* Exercise details *
Search the entries below for the word "fiab", then copy each line in which it is found.

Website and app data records
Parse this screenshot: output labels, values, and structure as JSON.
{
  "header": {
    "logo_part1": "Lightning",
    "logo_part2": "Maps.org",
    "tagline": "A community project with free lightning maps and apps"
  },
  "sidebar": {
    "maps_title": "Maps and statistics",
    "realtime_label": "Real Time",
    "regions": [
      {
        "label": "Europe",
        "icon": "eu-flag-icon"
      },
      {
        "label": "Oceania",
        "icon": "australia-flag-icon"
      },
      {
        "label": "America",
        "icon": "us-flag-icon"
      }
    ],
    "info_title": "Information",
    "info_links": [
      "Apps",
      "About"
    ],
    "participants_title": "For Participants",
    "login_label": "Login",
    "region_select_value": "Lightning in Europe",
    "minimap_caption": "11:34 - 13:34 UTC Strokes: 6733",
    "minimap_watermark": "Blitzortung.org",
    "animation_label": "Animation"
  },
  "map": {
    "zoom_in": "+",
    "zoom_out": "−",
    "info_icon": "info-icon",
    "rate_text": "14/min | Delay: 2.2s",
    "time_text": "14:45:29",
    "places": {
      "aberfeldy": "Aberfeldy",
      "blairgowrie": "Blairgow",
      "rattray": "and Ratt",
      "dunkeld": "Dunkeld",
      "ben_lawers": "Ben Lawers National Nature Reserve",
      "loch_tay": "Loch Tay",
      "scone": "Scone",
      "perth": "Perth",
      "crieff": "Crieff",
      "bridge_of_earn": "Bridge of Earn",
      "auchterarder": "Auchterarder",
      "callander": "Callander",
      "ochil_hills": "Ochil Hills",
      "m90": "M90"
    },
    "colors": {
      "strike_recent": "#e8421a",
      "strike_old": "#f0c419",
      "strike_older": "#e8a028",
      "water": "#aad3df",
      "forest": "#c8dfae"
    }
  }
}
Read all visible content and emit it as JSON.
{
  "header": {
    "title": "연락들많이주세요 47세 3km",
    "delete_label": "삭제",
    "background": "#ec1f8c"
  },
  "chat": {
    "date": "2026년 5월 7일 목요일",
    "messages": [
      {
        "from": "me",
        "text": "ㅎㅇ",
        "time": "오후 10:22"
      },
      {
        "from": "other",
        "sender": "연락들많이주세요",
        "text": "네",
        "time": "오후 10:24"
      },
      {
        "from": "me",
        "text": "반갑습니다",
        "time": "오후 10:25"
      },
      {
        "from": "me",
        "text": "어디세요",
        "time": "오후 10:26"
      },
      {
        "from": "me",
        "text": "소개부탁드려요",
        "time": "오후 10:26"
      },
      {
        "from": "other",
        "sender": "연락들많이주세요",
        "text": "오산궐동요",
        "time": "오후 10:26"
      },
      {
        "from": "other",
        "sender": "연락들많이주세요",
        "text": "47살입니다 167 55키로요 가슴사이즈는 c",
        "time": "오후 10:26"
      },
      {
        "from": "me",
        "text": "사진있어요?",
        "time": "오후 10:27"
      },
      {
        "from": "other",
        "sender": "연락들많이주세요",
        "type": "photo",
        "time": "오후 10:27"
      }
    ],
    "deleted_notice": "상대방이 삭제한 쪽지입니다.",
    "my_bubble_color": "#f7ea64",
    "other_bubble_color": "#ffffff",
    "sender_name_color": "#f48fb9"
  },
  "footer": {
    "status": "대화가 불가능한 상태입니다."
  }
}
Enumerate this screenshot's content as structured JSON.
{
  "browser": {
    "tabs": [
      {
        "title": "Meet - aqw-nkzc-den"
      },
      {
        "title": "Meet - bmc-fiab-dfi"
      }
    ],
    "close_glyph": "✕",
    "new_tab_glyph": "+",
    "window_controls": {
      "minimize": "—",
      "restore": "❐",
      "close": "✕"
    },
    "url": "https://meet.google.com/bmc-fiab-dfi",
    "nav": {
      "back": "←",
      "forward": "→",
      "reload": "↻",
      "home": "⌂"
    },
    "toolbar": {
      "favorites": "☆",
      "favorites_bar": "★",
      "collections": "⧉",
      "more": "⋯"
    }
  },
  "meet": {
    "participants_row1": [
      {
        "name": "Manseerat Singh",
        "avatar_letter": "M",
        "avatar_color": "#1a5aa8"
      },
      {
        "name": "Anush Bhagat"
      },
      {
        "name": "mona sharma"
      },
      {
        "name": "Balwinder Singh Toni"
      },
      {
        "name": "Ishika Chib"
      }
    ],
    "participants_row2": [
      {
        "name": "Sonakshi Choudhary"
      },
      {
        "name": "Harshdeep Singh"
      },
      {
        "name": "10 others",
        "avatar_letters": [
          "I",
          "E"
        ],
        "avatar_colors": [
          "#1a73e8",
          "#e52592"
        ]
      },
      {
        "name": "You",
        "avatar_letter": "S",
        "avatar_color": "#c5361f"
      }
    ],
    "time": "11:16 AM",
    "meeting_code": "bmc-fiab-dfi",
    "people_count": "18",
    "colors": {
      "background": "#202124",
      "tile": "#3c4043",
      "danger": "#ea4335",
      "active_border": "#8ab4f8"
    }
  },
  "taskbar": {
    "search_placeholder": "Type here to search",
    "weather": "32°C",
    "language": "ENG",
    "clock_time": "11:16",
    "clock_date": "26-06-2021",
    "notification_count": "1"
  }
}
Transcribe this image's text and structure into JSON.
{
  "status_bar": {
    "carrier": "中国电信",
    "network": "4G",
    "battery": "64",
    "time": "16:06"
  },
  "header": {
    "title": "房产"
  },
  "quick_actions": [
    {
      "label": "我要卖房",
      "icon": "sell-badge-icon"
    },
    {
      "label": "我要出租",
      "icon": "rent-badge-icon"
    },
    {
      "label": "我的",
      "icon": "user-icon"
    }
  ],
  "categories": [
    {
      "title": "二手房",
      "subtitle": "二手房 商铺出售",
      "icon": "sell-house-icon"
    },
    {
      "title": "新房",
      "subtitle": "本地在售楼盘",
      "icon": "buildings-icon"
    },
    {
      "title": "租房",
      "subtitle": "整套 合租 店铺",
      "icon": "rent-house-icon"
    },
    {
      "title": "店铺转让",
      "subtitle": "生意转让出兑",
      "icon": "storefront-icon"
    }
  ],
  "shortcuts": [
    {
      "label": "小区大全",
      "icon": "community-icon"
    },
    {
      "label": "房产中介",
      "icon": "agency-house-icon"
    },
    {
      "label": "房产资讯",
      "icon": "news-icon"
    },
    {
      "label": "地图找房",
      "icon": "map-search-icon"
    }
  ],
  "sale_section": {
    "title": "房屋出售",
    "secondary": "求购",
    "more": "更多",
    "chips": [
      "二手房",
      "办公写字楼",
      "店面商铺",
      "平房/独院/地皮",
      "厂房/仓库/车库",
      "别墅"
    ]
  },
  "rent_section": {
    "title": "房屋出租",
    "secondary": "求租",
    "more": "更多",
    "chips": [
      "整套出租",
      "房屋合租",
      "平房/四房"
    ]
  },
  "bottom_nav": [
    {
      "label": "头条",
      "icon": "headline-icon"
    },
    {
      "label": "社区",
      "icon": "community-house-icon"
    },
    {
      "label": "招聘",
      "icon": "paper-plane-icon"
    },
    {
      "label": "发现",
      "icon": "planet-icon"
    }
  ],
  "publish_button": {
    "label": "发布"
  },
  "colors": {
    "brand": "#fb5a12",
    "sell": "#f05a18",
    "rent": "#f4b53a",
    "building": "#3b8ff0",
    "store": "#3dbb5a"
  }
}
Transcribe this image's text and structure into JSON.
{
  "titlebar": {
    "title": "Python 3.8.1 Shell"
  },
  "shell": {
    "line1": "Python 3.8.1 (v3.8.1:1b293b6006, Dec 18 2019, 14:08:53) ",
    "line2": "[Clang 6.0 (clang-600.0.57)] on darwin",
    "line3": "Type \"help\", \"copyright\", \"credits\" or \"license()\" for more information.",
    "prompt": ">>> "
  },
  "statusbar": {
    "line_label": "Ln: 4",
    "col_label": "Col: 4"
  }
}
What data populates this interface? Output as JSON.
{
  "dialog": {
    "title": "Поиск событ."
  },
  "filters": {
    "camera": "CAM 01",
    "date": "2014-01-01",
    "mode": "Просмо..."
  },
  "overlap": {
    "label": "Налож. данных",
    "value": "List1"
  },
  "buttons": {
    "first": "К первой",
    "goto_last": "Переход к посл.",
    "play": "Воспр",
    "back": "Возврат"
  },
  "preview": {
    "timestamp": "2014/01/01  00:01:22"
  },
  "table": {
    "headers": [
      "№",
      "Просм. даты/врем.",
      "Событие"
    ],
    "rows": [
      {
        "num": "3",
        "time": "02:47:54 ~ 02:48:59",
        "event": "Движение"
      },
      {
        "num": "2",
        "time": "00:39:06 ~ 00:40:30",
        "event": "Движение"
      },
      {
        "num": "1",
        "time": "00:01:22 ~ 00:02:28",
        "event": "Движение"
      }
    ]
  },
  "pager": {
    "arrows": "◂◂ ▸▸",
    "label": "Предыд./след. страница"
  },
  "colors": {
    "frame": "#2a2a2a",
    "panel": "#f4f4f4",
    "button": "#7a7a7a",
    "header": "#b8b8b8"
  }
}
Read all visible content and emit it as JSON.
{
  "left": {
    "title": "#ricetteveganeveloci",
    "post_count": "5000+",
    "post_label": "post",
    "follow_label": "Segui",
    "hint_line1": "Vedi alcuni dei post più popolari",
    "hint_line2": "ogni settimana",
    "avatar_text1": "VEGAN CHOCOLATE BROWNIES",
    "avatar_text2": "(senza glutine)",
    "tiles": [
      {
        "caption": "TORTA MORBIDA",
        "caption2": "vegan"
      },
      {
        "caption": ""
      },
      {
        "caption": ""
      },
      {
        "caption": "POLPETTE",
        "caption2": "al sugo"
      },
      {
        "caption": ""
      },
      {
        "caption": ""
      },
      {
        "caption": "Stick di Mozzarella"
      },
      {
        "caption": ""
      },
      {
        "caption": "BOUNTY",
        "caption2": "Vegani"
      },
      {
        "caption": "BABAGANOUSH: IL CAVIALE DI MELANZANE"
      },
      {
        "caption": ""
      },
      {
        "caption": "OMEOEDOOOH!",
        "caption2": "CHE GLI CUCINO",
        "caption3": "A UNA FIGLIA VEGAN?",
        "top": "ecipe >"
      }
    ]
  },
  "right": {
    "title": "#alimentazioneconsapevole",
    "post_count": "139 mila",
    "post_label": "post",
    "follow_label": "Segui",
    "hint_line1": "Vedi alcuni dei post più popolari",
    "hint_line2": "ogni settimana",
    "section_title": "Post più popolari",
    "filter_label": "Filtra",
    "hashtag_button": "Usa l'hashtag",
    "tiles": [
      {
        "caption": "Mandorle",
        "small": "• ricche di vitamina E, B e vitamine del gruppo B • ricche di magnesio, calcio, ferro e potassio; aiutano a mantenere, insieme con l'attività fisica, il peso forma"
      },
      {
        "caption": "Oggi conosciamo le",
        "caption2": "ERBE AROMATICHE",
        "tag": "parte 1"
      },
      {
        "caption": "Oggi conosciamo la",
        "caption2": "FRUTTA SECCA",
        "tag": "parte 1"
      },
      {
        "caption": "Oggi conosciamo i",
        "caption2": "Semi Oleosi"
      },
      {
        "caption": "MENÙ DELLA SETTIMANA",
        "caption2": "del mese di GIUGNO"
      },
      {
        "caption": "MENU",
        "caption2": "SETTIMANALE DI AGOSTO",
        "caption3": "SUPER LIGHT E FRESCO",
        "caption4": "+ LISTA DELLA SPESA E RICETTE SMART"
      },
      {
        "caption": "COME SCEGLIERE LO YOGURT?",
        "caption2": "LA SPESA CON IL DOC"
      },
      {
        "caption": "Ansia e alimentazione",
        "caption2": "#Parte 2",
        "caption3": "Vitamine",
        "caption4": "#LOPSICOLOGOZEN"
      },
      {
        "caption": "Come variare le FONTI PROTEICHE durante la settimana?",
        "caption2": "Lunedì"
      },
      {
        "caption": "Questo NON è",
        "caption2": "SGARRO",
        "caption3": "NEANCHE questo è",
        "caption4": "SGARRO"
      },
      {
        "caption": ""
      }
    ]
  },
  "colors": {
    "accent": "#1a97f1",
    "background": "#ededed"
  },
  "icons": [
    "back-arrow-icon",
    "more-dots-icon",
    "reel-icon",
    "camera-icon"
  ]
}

* Solution *
        "title": "Meet - bmc-fiab-dfi"
    "url": "https://meet.google.com/bmc-fiab-dfi",
    "meeting_code": "bmc-fiab-dfi",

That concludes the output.